She jumped in the lake

Without so much as a thought

Her life found its source

 

 

 

This is part of a weekly haiku writing challenge which must be written in the English form of 5-7-5.

Hosted by RonovanWrites

#43 Prompt: Write a haiku using the words “thought” and “source”

Dance Like Everyone’s Watching

 

“Why do you hide this?” He brushed his thumb across her cheek, lifting thick curls off her face.

“Don’t,” she slapped his hand away, pulling her hair forward.

He leaned against the lockers, watching her.

She stuffed a chemistry book into her bag. “What?”

“I’m taking you to prom,” he smirked.

“Oh, get over yourself.”

He winked at the girls strutting by. They blew kisses. “See? They love me. And I’m taking you,” he repeated. “I want them to see us together.”
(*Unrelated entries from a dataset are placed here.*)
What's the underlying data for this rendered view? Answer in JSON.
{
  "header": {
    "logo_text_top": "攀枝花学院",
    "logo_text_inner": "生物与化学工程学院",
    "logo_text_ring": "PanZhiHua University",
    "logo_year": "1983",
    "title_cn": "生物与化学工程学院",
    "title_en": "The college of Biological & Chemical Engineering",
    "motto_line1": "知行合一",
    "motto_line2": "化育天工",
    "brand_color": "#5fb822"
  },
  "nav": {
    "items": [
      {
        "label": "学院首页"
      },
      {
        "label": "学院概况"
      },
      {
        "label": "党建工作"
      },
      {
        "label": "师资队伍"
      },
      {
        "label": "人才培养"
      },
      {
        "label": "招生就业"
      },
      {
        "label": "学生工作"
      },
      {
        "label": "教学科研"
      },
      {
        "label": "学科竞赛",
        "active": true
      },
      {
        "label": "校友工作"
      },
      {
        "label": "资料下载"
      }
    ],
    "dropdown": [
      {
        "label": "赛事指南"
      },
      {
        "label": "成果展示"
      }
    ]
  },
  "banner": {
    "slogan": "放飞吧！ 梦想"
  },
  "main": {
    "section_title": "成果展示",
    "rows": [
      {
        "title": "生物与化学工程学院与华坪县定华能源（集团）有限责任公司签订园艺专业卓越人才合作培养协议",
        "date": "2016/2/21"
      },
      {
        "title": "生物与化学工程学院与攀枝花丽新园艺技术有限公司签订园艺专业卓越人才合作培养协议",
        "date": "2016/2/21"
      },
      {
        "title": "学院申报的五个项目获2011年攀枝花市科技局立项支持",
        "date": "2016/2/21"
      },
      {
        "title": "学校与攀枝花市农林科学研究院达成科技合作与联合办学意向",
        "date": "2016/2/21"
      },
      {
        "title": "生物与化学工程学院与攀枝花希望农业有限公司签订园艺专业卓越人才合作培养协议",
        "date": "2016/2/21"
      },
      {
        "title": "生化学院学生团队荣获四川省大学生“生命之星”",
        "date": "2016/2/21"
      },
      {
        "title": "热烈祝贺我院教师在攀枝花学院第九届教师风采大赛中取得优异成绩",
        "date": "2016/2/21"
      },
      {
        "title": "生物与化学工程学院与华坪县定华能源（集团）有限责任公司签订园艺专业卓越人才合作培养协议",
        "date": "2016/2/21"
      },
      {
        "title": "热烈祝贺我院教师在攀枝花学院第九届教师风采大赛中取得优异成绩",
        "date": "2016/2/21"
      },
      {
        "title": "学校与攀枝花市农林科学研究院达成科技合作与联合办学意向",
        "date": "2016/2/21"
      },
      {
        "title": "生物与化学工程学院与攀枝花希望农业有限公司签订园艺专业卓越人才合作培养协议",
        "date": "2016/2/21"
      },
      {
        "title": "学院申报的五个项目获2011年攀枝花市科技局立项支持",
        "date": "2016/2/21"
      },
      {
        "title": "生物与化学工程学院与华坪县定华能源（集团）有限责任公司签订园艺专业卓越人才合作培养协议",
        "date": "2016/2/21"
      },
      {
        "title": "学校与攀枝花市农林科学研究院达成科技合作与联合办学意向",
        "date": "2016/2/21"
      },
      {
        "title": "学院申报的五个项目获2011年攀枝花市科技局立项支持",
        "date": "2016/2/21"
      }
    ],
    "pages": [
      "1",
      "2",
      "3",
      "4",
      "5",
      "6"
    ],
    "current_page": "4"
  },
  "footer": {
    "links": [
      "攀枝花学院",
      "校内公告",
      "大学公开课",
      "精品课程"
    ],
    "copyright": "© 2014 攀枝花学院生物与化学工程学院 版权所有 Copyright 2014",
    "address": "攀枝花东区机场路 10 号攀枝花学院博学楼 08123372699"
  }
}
She glanced over her shoulder, catching glares. “Obviously, that’s not a good idea for you.”

“Screw them.”

 

 

 

April 29 Prompt: Racism (Write a story that tackles racism. What breaks the barrier of other-ness?)

Flash Fiction Challenge over at Carrot Ranch